She said, "I don't feel the need to define myself and give myself a flag." The self-description she will settle for is "writer", but when I wondered if that word in this context meant sympathetic observer or explainer or advocate, she said it was more than that. Recently she'd had a letter from a Maoist prisoner in central India reminding her that in an early essay, The Greater Common Good, which argued against dam-building in the Narmada valley, she had written: "I went to the valley because I thought the valley needed a writer." The letter added, "We need a writer too." Roy, then, sees in her writing an Orwellian duty to bridge social distance, to bring home the truth about the poor and disaffected to the prosperous and content, and to realise their surroundings and situation as a good novelist would. In fact, the distances she needs to bridge are far greater than Orwell's – Wigan miners weren't to old Etonians as hill tribes are to metropolitan Indians – and her writing is more prolix and melodramatic.
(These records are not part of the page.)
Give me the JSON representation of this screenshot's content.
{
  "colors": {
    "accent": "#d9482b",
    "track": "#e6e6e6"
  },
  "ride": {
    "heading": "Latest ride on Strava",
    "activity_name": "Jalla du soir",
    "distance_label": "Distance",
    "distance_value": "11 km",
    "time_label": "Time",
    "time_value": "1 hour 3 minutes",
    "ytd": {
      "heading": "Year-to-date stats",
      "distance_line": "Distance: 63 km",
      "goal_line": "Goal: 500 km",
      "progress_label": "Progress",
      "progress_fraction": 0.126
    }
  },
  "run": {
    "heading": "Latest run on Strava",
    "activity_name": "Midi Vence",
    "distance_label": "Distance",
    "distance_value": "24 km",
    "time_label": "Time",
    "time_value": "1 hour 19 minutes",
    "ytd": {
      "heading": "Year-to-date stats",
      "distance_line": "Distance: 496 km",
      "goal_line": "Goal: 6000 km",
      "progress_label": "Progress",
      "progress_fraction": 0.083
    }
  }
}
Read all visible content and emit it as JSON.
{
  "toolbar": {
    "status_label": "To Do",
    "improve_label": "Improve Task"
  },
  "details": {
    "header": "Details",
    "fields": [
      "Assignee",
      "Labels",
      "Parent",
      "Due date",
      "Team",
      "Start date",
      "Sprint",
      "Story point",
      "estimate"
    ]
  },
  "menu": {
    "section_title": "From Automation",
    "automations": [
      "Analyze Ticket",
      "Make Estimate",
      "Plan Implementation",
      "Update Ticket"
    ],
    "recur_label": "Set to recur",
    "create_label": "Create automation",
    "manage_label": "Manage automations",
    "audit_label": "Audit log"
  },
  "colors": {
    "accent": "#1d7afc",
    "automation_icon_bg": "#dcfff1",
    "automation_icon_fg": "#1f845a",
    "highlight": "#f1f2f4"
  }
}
Her mother ran away from a violent father in Kerala and married the first eligible man she met in Kolkata, a young assistant manager on a tea estate who was already victim to tea estate manager's occupational disease, which is alcoholism. They separated after three years, when Arundhati had still to reach two, and she and her mother and brother moved back to Kerala, where her mother ran (and still runs) a private co-ed school. In her daughter's word, a "character": she would lie in a zinc tub in her courtyard while one secretary clipped her toenails and the other took down her dictation for a letter of complaint to the local municipality. She now thinks of her mother as "one of the most extraordinary people I know". But the affection is retrospective. At the time she couldn't wait to get away – "I'd had enough of this family business" – and left home for Delhi aged 17. She had no contact with either her mother or brother for several years, until one day her brother read about her appearance in a film and managed to get in touch. A surprise that contained a greater surprise: he was in seedy hotel near the railway station and she was to guess who he had with him – a man Arundhati had no memory of ever seeing, their father. Her brother had found him in Kolkata, either on the streets or in the nearest thing to them, a home for the dying and destitute run by Mother Teresa. And so a reunion was arranged. She went, and met a ruin of a man who was "totally vacuous and completely happy". After the shock of his battered physical appearance wore off she imagined "how much worse I would have felt if he was some golf-playing CEO. This was much better."
ところで、Arundhati Royは最初の小説The God of Small Thingsブッカー賞を受賞して以降、小説を書いていない。彼女は「他の小説を書く義務を感じなかった(felt no obligation to write another novel)」、「小説製造工場(factory producing novels)」になりたくなかった、「プロジェクトとしての人生を送りたくない(I don't want to live my life as a project)」と述べている。しかし、この記事によると、彼女は2作目の小説の執筆を既に開始しているという。
ところで、The God of Small Thingsは読んでおらず、小説家としてのArundhati Royは知らない。読んでいるのは『帝国を壊すために』、『誇りと抵抗』 といった政治的エッセイ。The God of Small Thingsは、英語または中国語訳ならばけっこう容易に手に入るのだが。
帝国を壊すために―戦争と正義をめぐるエッセイ― (岩波新書)

帝国を壊すために―戦争と正義をめぐるエッセイ― (岩波新書)

誇りと抵抗 ―権力政治を葬る道のり (集英社新書)

誇りと抵抗 ―権力政治を葬る道のり (集英社新書)